WORK ORDER » Retrieve each line that contains the word "user" from the entries below.

Start of Block

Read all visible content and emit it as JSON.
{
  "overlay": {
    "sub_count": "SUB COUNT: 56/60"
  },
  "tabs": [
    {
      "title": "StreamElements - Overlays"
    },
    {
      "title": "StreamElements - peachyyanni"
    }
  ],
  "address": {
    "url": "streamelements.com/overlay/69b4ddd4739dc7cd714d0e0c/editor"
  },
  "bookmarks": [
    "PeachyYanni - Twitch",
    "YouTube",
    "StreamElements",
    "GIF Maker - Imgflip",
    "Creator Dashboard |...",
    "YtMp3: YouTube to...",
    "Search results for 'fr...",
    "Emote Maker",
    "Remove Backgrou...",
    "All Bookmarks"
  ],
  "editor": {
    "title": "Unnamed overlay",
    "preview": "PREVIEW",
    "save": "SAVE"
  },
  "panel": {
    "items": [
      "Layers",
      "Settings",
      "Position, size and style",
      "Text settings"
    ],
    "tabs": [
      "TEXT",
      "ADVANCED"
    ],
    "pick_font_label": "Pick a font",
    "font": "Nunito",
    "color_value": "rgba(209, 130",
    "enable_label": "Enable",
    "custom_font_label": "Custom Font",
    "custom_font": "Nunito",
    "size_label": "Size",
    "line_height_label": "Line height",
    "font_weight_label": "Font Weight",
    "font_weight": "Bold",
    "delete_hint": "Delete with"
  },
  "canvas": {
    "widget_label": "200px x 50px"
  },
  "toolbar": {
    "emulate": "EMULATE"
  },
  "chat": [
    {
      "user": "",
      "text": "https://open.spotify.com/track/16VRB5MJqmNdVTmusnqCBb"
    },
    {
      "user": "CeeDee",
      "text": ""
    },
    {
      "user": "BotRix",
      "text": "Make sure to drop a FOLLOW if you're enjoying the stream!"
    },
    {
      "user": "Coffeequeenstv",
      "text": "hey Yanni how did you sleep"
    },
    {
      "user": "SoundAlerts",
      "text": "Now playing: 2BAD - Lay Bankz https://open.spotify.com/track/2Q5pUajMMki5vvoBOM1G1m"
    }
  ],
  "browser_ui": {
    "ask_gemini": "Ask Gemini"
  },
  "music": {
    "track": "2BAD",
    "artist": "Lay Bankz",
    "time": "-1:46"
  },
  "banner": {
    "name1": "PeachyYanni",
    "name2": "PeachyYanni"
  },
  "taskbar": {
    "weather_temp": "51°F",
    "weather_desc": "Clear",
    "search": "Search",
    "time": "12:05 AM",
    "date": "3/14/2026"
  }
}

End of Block
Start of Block

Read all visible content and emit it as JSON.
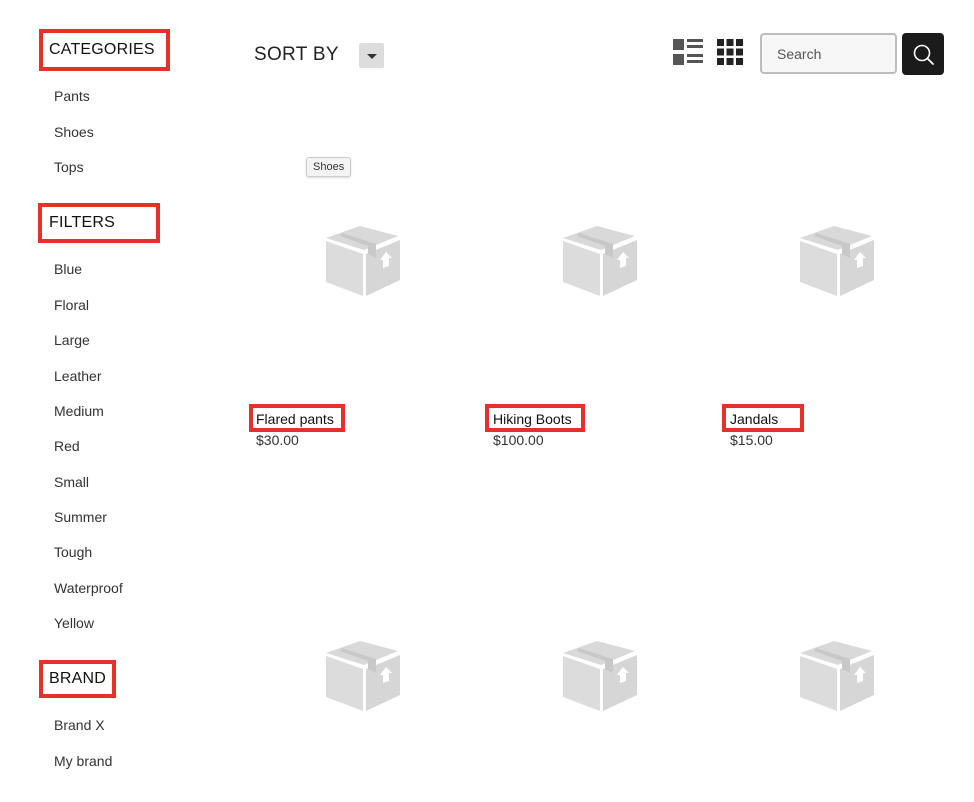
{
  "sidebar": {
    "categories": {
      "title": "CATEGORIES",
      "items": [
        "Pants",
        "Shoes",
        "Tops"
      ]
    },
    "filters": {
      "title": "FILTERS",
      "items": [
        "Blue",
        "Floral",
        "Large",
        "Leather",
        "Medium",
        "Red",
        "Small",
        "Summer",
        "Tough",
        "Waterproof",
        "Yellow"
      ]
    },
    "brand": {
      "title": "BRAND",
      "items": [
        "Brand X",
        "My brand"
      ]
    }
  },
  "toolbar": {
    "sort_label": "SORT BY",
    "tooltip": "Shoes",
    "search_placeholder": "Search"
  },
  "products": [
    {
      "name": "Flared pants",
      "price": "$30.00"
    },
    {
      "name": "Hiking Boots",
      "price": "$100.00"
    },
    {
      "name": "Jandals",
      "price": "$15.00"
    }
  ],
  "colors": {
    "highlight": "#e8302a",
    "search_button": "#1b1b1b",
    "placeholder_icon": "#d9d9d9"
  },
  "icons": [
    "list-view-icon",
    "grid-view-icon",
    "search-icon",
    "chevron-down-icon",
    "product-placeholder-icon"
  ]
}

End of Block

PROBLEM SOLUTION »
      "user": "",
      "user": "CeeDee",
      "user": "BotRix",
      "user": "Coffeequeenstv",
      "user": "SoundAlerts",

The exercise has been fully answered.